Moose die mysteriously in Basin
Louisiana resident Mark Carter said it was thrilling for his family to see a mother moose with a calf trotting through Park City during a ski vacation last week.
"That was the first moose that I had ever seen," he said during a telephone interview Monday.
But what happened next distressed him as he watched the moose in Snyderville north of McPolin Farm.
"The moose were moving just at a normal pace, not stressed or anything," he said.
The cow moose then walked away from the yearling, Carter said, adding, "it looked liked that calf was a little stressed."
After both moose bedded down in the snow he contacted state wildlife officials.
"When I left, the cow was still breathing," Carter said, adding that he was "shocked" to find out last Friday that both moose had died. "There was nothing indicative, other than the calf was, what I considered, acting a little stressed when it laid down."
Meanwhile, biologists say they may never know how the moose died.
"They were walking down the creek and the next minute they were both dead," Utah Division of Wildlife Resources Sgt. Scott White said, adding that the deaths are "very unusual."
The roughly 6-year-old cow and yearling female were reportedly running in a creek near S.R. 224 before they collapsed.
"First, the yearling went down and kicked for a minute. The bigger moose stopped and within minutes she was down floundering," DWR conservation officer Dave Swenson said. "I’ve been doing this for 27 years and this is kind of unheard of for two moose to be healthy one minute and drop over dead within minutes of each other the next."
Officers were called to the scene April 6 around 2 p.m.
"[Witnesses] were a little upset," Swenson said, adding that the moose were dead when he arrived. "Another family from New Jersey had never seen moose and they were at a loss. Why would these moose just tip over?"

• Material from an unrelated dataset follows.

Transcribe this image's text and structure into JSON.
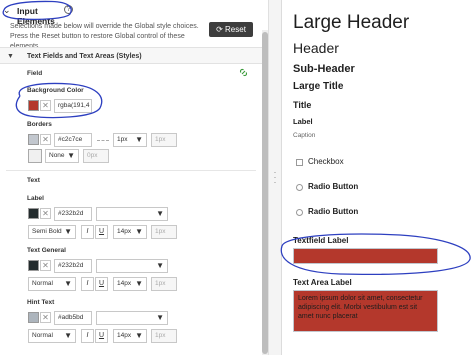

Biologists, who spent four hours taking tissue samples from the animals the next morning, hope to determine how the moose died by examining portions of their hearts, lungs, eyeballs and other organs. But that could take weeks.
"We found no obvious cause these animals appeared to be relatively healthy," Swenson said. "They were not emaciated."
Park City residents sometimes plant non-native vegetation in their yards, that when ingested, can kill moose. The animals could have also caught a parasite, Swenson said, adding that the moose weren’t shot.
"Right now, it’s a mystery. Moose are kind of fragile animals. They’re susceptible to a number of ailments," he said, adding, "I’m thinking more in terms of stress, from maybe, they ran a great distance that day."
The same day the moose died a dispatcher received a report that a cow moose was caught in a fence in the same area west of S.R. 224, Swenson said. He believes the two dead moose were seen that day around noon near Kearns Boulevard.
The deaths were an isolated incident, Swenson said, adding, "I don’t think there is anything widespread in our moose population."
"People in this area love to stop even if they’ve seen them a dozen times a week," the officer said. It’s an unusual set of circumstances. I’m at a loss for an explanation."
Support Local Journalism
Support Local Journalism
Readers around Park City and Summit County make the Park Record's work possible. Your financial contribution supports our efforts to deliver quality, locally relevant journalism.
Now more than ever, your support is critical to help us keep our community informed about the evolving coronavirus pandemic and the impact it is having locally. Every contribution, however large or small, will make a difference.
Each donation will be used exclusively for the development and creation of increased news coverage.
Start a dialogue, stay on topic and be civil.
If you don't follow the rules, your comment may be deleted.
User Legend: Moderator Trusted User
Summit County’s sales taxes are beating 2019 levels, with an estimated additional $1.2 million in revenue. Councilors debated using the money to hire more employees.